I recently picked up the latest issue of Very Nearly Almost Magazine, widely known as VNA, it is in my opinion the best London based art and design managine you can buy!
‘Very Nearly Almost is a UK-based independent magazine printed quarterly which features interviews with some of the world’s best urban artists, illustrators and photographers. Launched in 2006, VNA tracks everything from the wheatpastes, paint and stencils out there on the streets through to gallery shows and events that bring together artists from around the world.
Each issue brings you in-depth feature articles and interviews with the biggest names on the scene, as well as up and coming artists. Previous cover artists include Shepard Fairey, Retna, Invader, Eine, Sickboy, ROA, Insa, Anthony Lister, Conor Harrington, The London Police, D*Face & Kid Acne.
VNA gets up close and personal with the artists we cover – we document recent work, visit artists’ studios and provide sneak previews of new work.
Everyone involved in VNA has a shared love of street art and the culture that’s grown up around it and we hope you enjoy reading it as much as we enjoy putting it together.
Distributed globally, with a print run of 7,000, you can find VNA at a range of stockists.’ www.verynearlyalmost.com
The latest VNA, issue 27, featured the four man graffiti crew Broken Fingaz from Israel, I have been aware of thier graffiti for quite a while after seeing some of thier work around the Brick Lane area. Broken Fingaz create art work which to say the least, ruffles a few feathers; VNA explained in their article that TBFC’s work ‘often appears to tell a story – generally involving naked chicks, skeletons, fat dudes and other outlandish characters’.
As you will see from the examples of thier work, they have come under attack for being sexist and sexually objectifying women.

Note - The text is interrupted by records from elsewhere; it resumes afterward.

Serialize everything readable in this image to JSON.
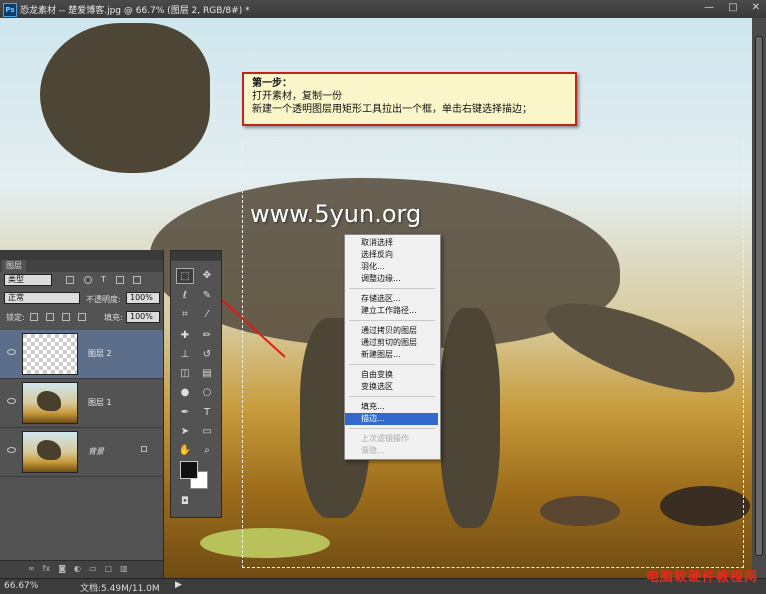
{
  "window": {
    "title": "恐龙素材 -- 楚爱博客.jpg @ 66.7% (图层 2, RGB/8#) *",
    "app_icon": "Ps",
    "controls": [
      "—",
      "□",
      "✕"
    ]
  },
  "annotation": {
    "step_title": "第一步：",
    "line1": "打开素材，复制一份",
    "line2": "新建一个透明图层用矩形工具拉出一个框，单击右键选择描边；"
  },
  "canvas_text": {
    "site": "www.5yun.org"
  },
  "context_menu": {
    "items": [
      {
        "label": "取消选择",
        "state": "normal"
      },
      {
        "label": "选择反向",
        "state": "normal"
      },
      {
        "label": "羽化...",
        "state": "normal"
      },
      {
        "label": "调整边缘...",
        "state": "normal"
      },
      {
        "label": "存储选区...",
        "state": "normal"
      },
      {
        "label": "建立工作路径...",
        "state": "normal"
      },
      {
        "label": "通过拷贝的图层",
        "state": "normal"
      },
      {
        "label": "通过剪切的图层",
        "state": "normal"
      },
      {
        "label": "新建图层...",
        "state": "normal"
      },
      {
        "label": "自由变换",
        "state": "normal"
      },
      {
        "label": "变换选区",
        "state": "normal"
      },
      {
        "label": "填充...",
        "state": "normal"
      },
      {
        "label": "描边...",
        "state": "selected"
      },
      {
        "label": "上次滤镜操作",
        "state": "disabled"
      },
      {
        "label": "渐隐...",
        "state": "disabled"
      }
    ]
  },
  "layers_panel": {
    "tab": "图层",
    "filter_kind": "类型",
    "blend_mode": "正常",
    "opacity_label": "不透明度:",
    "opacity_value": "100%",
    "lock_label": "锁定:",
    "fill_label": "填充:",
    "fill_value": "100%",
    "layers": [
      {
        "name": "图层 2",
        "thumb": "transparent",
        "active": true
      },
      {
        "name": "图层 1",
        "thumb": "image",
        "active": false
      },
      {
        "name": "背景",
        "thumb": "image",
        "active": false,
        "locked": true
      }
    ],
    "footer_icons": [
      "link-icon",
      "fx-icon",
      "mask-icon",
      "adjustment-icon",
      "group-icon",
      "new-layer-icon",
      "trash-icon"
    ]
  },
  "status": {
    "zoom": "66.67%",
    "doc": "文档:5.49M/11.0M",
    "arrow": "▶"
  },
  "watermark": "电脑软硬件教程网",
  "colors": {
    "menu_highlight": "#3369cc",
    "annotation_border": "#c0251d",
    "annotation_bg": "#fbf6c9",
    "watermark": "#e8281a"
  }
}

Their work definitely ticks one massive box of what I like art to do, and thats provoke a reaction. It raises and highlights an issue, which like many we face in modern society still plays a massive part in our lives and in my opinion is often overloooked and not taken as seriously as it should be.
But then on the conitary as highlighted in this really awesome post on Vandalog, TBFC’s murals don’t exactly depict men in the best manner either, showing them as skeletons and ultimately ‘brainless’ or as ‘fat dudes’. I’m going to try not and rant too much about my veiws and opinions, but I do urge you to go and take a look at some more of The Broken Fingaz Crew’s work and if you like it, and fancy offending some poeple on the tube, go and grab a super sexy TBFC T-shirt from Ghostown.
Also heres a little snippet of that Vandalog post,
‘Defacing two walls and writing “Kill all men” over BFC’s work is not a route I would promote, but the dialogue it provoked is important. Much like the commenters on BFC’s Facebook, my knee-jerk reaction was to write this act off as an overly-aggressive reaction from a radical feminist. In all likelihood, “Kill all men” is a derivative of the Twitter hashtag that was turning heads last month, which feminists were using as a space to vent their experiences with misogyny. Yet in closer consideration of this particular incident, this person isn’t saying anything that BFC didn’t say themselves first. Why should we take offense from the statement “Kill all men” when this was written on top of a BFC mural that literally depicted a group of dead men having sex with women?‘ www.blog.vandalog.com
Peace and Love,,,,